"Birthday" features a 5-year old girl with "one friend/he lives next door," a guy old enough to have a beard she scratches. The dude knows how many freckles she has. They are celebrating her birthday by smoking cigars and sewing a bird into her knickers, the song finishing with the image of them lying "in the bathtub [with] a chain of flowers." The narrative, as such, interrupted by interjections of Bjork's girlish voice yelling out "Ohhhhhhhh," scream to grunt to wail. Is it a cry of pain, of fear, of surprise, of, god-forbid, pleasure? Inquiring minds don't want to know.

Meanwhile, musically the song has a slightly wonky syncopated drum, the underlying airs of a trumpet, and the clinking of almost a toy piano. Nothing here screams "this is a song for the masses!"

And, yet, somehow "Birthday" was the initial single released from Life's Too Good, a choice equally as puzzling as its subject matter. As I suggested at the beginning, though, what song from the album could you release without some controversy? Certainly not "F*ing In Rhythm and Sorrow," as the title was captured on the record sleeve.

Bjork, who was already fronting a band at age of 11, has said she wanted to capture the innocent along side the dangerous in these lyrics. I am not sure that makes me feel much better. Makes me wonder if she had been internalizing the leers of men at that young age, while still sorting out her own sexuality? She's also in her early 20's when The Sugarcubes record Life's Too Good, but looks barely 15. Just how much creepier can the song get?

Yet, it launched The Sugarcubes, and more accurately, Bjork to international stardom, solo albums, swan dresses, and fights with the paparazzi, even though it was barely a hit in a few countries. Pretty good if she is the girl who "scrabbles in the earth with her fingers and mouth." 

In retrospect, maybe I should just keep my mouth shut about my birthday. I probably share more with the young girl of the song (I did spend my most infamous birthday picking dandelions out of the earth with my bare fingers, but not my mouth) than I do with the creepy old guy, even though I am at least the second of those adjectives. Besides even as I hurdle into my 7th decade of life, I still can't grow much of a beard.

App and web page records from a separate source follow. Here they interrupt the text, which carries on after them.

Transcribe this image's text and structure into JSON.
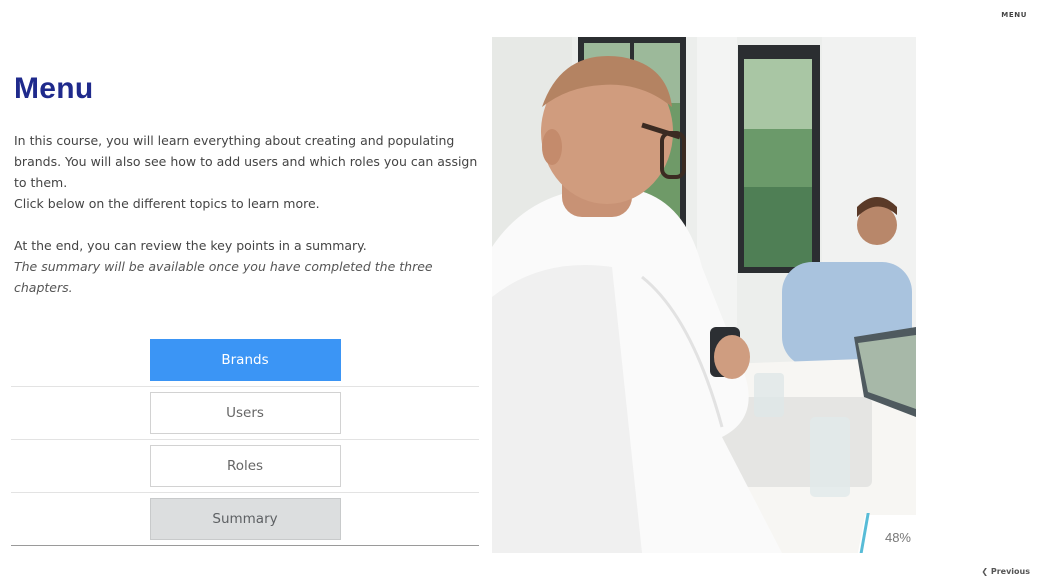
{
  "header": {
    "menu_label": "MENU"
  },
  "page": {
    "title": "Menu",
    "intro": {
      "line1": "In this course, you will learn everything about creating and populating brands. You will also see how to add users and which roles you can assign to them.",
      "line2": "Click below on the different topics to learn more.",
      "line3": "At the end, you can review the key points in a summary.",
      "line4": "The summary will be available once you have completed the three chapters."
    }
  },
  "menu": {
    "items": [
      {
        "label": "Brands",
        "state": "active"
      },
      {
        "label": "Users",
        "state": "default"
      },
      {
        "label": "Roles",
        "state": "default"
      },
      {
        "label": "Summary",
        "state": "disabled"
      }
    ]
  },
  "photo": {
    "progress": "48%"
  },
  "footer": {
    "previous_label": "❮ Previous"
  },
  "colors": {
    "title": "#1f2a8c",
    "accent": "#3b95f5",
    "progress_edge": "#58bcd7",
    "disabled_bg": "#dcdedf"
  },
  "icons": {
    "previous": "chevron-left-icon"
  }
}
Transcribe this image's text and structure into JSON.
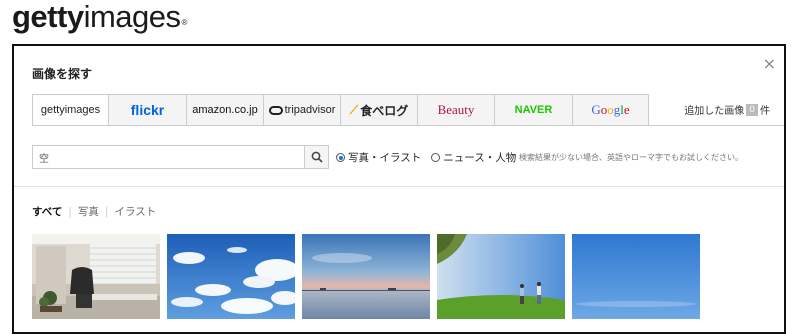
{
  "brand": {
    "logo_bold": "getty",
    "logo_regular": "images",
    "registered": "®"
  },
  "dialog": {
    "title": "画像を探す",
    "close_glyph": "×",
    "tabs": [
      {
        "label": "gettyimages"
      },
      {
        "label": "flickr"
      },
      {
        "label": "amazon.co.jp"
      },
      {
        "label": "tripadvisor"
      },
      {
        "label": "食べログ"
      },
      {
        "label": "Beauty"
      },
      {
        "label": "NAVER"
      },
      {
        "label": "Google"
      }
    ],
    "added": {
      "prefix": "追加した画像",
      "count": "0",
      "suffix": "件"
    },
    "search": {
      "value": "空",
      "placeholder": "",
      "icon": "magnifier-icon"
    },
    "radios": [
      {
        "label": "写真・イラスト",
        "selected": true
      },
      {
        "label": "ニュース・人物",
        "selected": false
      }
    ],
    "hint": "検索結果が少ない場合、英語やローマ字でもお試しください。",
    "filters": [
      {
        "label": "すべて",
        "active": true
      },
      {
        "label": "写真",
        "active": false
      },
      {
        "label": "イラスト",
        "active": false
      }
    ]
  },
  "colors": {
    "flickr_blue": "#0063dc",
    "naver_green": "#1ec800",
    "beauty_red": "#b0124a",
    "radio_blue": "#1a6fd6"
  }
}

The Sugarcubes. "Birthday." The Sugarcubes. Elektra, 1988. Link here.

Day 245: Lou Reed "Coney Island Baby"

Day 247: Otis Redding "Try A Little Tenderness"

See complete list here.